(Data shown Opens)
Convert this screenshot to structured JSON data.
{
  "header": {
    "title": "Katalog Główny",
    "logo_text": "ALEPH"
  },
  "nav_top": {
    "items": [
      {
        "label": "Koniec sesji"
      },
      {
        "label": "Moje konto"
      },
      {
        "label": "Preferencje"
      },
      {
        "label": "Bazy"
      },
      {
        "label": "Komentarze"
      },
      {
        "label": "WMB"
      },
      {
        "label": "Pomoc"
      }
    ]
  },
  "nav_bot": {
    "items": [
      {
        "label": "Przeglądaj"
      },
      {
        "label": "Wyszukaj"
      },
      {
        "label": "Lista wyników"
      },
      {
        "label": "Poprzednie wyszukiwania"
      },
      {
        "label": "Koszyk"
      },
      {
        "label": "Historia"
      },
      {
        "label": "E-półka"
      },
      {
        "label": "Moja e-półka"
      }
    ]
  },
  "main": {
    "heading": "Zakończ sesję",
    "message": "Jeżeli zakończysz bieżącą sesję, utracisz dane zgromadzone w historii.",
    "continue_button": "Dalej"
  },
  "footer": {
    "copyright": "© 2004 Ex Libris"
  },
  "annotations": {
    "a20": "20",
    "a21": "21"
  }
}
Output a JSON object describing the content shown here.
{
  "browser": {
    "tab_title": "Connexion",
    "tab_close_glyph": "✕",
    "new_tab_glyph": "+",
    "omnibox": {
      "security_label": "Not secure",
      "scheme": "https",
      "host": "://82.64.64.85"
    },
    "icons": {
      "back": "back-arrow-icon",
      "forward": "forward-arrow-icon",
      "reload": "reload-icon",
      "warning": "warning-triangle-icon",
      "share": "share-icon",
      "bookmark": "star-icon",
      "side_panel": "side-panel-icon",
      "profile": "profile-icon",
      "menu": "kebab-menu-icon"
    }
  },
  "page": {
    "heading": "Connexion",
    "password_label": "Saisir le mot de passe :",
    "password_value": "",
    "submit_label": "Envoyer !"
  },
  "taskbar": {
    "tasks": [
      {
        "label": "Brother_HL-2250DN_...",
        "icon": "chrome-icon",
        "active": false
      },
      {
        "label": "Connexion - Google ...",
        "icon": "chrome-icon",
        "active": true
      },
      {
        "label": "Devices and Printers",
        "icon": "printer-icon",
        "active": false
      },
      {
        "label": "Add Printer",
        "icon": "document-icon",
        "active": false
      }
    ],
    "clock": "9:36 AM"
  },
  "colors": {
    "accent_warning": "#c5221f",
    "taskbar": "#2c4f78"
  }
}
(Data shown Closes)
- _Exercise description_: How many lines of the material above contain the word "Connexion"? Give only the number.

- _Solution to the problem_: 3